The current iteration of Under the Surface is reaching out to teachers, community leaders and treatment staff, although the COVID-19 pandemic has delayed some aspects of this effort.

“A lot of the things I had planned have been shifted around,” Lafrancois said. “But the focus of the core program is the same. It’s all about the kids, their experience and well-being, and then sharing their photographs. We are taking out a couple of teachers and we’re taking out Northwest Passage folks who are involved in the clinical aspects of treatment so they will understand the experiences the kids are having.” One person Lafrancois works closely with at Northwest Passage is Ian Karl, experiential programming coordinator.

Lafrancois also hopes to involve tribal elders in the Lakewolves program through involvement in exhibitions and outings, if possible.

The coronavirus has also changed how the staff interact with the teens. Lafrancois explained that because of the nature of the issues the children from Northwest Passage are dealing with, social distancing has always been part of the program. There’s also the need not to disturb each other’s photographs. However, “The staff wear N95 masks whenever we talk to the kids. We are very careful about leaning over to look at photographs,” Lafrancois said.

While snorkeling, staff members protect the backs of their necks from sunburn by wearing buffs. They pull these scarves over their noses and mouths when talking with participants in the water. They also transport the participants in two vans, versus one, to increase distance between the kids. Lafrancois explained this is more expensive but is worth it for safety.

Under the Surface connects the youths with scientific topics in an indirect way. “It’s like jazz,” Lafrancois explained. “We know our scales and then we get to the site and we watch what the kids are doing and the things they get excited about. We’re prepared for what they might ask, and we go with that. Then we take their curiosity and their photographs and turn it into research projects for them. The kind of project that comes out of it depends on where they are at.”

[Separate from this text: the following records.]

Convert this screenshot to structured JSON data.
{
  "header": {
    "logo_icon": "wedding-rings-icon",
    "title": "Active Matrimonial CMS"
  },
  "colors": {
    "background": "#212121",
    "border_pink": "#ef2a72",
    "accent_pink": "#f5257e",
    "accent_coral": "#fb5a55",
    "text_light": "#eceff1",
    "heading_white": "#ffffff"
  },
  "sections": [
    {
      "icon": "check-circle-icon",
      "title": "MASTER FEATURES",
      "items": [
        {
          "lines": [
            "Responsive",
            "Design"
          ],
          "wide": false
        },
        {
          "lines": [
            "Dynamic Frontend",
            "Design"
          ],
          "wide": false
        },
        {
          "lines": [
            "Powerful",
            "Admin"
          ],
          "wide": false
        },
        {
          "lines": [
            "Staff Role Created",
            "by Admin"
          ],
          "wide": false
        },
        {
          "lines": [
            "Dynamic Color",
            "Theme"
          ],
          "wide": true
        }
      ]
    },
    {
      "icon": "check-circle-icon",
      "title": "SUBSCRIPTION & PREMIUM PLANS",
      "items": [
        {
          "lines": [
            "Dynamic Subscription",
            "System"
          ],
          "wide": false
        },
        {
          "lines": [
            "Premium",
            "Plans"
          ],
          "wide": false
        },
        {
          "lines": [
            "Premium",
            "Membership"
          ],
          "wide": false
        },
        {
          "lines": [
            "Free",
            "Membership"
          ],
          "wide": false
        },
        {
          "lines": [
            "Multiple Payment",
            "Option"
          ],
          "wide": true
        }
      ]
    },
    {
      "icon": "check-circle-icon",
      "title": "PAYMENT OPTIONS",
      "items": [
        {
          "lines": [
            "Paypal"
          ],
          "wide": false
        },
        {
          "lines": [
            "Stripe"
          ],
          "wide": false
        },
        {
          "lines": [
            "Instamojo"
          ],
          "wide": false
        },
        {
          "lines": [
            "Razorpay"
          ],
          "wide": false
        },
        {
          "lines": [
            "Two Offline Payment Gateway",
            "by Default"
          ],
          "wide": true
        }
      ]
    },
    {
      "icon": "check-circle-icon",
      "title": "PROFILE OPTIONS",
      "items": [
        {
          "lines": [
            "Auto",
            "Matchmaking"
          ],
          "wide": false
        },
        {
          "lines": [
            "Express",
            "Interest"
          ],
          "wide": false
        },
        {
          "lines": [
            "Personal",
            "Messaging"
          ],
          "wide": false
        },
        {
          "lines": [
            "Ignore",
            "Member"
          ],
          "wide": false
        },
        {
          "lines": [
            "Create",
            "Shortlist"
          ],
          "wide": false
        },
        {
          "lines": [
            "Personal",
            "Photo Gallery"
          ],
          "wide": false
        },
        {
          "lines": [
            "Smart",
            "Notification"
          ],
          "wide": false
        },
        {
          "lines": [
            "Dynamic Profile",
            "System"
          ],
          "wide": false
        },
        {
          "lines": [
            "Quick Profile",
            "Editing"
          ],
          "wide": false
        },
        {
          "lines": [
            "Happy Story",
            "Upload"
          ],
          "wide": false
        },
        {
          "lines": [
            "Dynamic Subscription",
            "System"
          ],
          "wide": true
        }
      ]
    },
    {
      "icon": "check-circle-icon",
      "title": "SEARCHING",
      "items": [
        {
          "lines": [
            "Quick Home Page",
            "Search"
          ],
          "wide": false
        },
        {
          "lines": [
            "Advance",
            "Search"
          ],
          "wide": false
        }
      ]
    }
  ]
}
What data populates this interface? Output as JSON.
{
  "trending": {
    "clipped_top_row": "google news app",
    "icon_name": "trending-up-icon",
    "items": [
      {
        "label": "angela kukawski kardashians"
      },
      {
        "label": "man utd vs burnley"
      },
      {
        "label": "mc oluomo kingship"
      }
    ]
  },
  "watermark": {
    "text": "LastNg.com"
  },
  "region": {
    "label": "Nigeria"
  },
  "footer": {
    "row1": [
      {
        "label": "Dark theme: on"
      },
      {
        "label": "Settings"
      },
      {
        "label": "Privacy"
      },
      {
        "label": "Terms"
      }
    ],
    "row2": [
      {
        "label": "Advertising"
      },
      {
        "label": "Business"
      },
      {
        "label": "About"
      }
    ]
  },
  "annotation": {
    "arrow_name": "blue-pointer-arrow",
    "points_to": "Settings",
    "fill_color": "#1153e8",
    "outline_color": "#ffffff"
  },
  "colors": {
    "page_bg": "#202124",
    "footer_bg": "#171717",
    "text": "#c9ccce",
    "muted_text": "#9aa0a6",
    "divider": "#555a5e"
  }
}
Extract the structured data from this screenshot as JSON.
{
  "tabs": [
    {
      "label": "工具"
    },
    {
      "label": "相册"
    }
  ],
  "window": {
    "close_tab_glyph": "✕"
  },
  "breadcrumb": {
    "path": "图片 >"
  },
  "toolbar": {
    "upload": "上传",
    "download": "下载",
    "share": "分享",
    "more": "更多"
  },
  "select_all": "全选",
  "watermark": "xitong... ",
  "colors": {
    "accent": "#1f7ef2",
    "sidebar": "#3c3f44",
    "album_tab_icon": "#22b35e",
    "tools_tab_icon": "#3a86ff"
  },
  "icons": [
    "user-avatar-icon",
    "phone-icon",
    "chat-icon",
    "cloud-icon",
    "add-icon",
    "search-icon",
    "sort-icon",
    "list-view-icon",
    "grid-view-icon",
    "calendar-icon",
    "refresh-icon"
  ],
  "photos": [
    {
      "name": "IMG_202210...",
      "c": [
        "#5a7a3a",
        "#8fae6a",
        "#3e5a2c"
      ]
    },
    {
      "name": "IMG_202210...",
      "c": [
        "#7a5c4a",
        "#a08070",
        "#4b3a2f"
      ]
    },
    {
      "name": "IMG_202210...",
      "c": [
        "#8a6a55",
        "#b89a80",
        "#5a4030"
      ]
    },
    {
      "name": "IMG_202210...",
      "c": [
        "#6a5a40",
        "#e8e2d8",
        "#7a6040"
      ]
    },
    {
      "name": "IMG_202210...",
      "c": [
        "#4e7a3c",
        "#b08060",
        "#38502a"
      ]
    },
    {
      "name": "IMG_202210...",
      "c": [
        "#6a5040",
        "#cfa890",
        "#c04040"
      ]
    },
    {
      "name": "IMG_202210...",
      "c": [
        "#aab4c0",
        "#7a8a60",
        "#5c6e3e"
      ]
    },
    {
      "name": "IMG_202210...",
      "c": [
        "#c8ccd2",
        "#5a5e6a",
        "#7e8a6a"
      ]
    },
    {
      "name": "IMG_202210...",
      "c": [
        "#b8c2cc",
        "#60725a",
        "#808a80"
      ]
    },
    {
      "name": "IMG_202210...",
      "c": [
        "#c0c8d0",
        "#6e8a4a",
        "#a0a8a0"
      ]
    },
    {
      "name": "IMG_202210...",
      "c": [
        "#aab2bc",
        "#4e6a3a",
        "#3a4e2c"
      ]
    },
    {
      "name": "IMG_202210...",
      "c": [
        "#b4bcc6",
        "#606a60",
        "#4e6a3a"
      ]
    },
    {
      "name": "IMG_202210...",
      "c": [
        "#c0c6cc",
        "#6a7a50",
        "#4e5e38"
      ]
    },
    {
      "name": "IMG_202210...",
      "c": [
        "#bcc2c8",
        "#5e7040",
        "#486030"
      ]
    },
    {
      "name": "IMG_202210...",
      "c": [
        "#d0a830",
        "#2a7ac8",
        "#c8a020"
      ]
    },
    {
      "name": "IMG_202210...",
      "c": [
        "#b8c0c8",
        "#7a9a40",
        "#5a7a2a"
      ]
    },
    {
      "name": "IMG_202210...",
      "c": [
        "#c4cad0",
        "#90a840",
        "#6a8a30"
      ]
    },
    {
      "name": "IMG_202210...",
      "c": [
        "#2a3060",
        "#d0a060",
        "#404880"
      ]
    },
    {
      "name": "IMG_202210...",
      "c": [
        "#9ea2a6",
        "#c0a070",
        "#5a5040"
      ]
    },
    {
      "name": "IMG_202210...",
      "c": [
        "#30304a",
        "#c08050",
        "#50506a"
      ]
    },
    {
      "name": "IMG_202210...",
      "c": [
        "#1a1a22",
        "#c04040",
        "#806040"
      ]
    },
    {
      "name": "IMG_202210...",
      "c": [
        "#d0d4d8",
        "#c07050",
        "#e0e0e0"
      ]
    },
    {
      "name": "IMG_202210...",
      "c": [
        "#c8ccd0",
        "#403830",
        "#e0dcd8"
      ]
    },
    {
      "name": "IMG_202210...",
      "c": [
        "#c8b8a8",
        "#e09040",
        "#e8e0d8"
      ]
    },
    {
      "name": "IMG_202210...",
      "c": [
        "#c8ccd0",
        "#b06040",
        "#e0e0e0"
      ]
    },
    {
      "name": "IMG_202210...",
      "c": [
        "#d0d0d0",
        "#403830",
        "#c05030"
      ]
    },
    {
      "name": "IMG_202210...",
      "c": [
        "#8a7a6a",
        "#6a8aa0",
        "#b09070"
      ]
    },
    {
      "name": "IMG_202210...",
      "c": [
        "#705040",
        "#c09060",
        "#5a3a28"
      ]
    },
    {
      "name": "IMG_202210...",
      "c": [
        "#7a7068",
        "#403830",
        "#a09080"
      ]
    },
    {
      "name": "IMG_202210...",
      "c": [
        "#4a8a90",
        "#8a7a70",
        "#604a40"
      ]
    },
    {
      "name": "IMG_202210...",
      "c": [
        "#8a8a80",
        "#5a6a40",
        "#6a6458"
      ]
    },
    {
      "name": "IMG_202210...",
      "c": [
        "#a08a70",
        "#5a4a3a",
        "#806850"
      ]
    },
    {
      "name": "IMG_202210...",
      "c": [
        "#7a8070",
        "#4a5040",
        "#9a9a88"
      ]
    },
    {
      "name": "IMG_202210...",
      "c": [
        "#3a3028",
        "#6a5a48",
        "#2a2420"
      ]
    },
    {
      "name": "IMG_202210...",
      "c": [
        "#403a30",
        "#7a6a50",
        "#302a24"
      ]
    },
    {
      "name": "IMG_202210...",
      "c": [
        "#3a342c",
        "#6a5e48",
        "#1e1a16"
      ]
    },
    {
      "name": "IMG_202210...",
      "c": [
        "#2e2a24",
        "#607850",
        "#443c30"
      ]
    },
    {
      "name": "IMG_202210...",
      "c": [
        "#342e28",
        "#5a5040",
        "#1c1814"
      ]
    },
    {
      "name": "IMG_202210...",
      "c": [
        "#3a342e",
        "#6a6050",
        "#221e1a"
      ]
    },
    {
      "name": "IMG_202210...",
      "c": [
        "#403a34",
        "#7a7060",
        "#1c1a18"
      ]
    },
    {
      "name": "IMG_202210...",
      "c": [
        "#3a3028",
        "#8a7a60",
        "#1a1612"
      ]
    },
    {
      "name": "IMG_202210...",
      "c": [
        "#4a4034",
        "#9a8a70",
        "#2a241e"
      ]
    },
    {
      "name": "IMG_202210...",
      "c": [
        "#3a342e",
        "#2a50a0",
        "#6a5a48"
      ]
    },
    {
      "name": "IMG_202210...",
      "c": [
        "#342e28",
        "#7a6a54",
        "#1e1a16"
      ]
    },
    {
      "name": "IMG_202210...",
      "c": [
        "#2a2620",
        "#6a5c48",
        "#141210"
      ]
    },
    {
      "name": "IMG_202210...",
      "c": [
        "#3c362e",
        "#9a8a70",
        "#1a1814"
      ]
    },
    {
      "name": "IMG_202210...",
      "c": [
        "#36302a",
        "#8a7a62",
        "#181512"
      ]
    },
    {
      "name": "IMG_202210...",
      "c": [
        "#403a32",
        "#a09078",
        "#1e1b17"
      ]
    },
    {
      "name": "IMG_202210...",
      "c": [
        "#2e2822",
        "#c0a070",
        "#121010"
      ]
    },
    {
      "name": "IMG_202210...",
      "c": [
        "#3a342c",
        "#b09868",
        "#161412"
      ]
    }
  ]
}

With Lakewolves, the scientific connection can be more direct. Lafrancois works with Bayfield High School teacher Rick Erickson to weave the students’ photography into ongoing research projects – “Either things I’m doing or colleagues around the Bayfield Peninsula are doing. That helps the kids feel connected to that research and it allows us to have good conversations on the rainy and snowy days after the photography is done. We talk about why these things matter locally,” Lafrancois said.

Success in Under the Surface is hard to measure because of the array of reasons why teens end up at the treatment center. Many have histories of anxiety, depression and trauma. Lafrancois said the ideal is to have the kids require a lower level of care than they needed before treatment.

“Intergalactic Treasure” by Sadaf Nasir, Under the Surface Program participant

However, the program has had many success stories and Lafancois offered one. Sadaf Nasir is currently a college student at Marquette University, double majoring in biomedical sciences and psychology. “She directly associates underwater photography with locking in her treatment outcomes. She’ll tell you that being in the water saved her life,” Lafancois said.

Nasir is planning to attend graduate school. Lafrancois said she wants to continue studying psychology to help measure outcomes from programs like Under the Surface.

Lafranois also said many graduates of the Lakewolves program have gone on to serve Lake Superior in various ways, including working for the National Park Service in the Apostle Islands National Lakeshore. All of the founding members of the program have continued their education after high school.

Lafrancois and Karl are thankful for Sea Grant support but Lafrancois said maintaining the program is a struggle. “It’s been an amazing journey – seeing the program become an institution. We plan on trying to keep it that way,” he said.

Under the Surface is also supported by Northwest Passage, Bayfield High School and the National Park Service.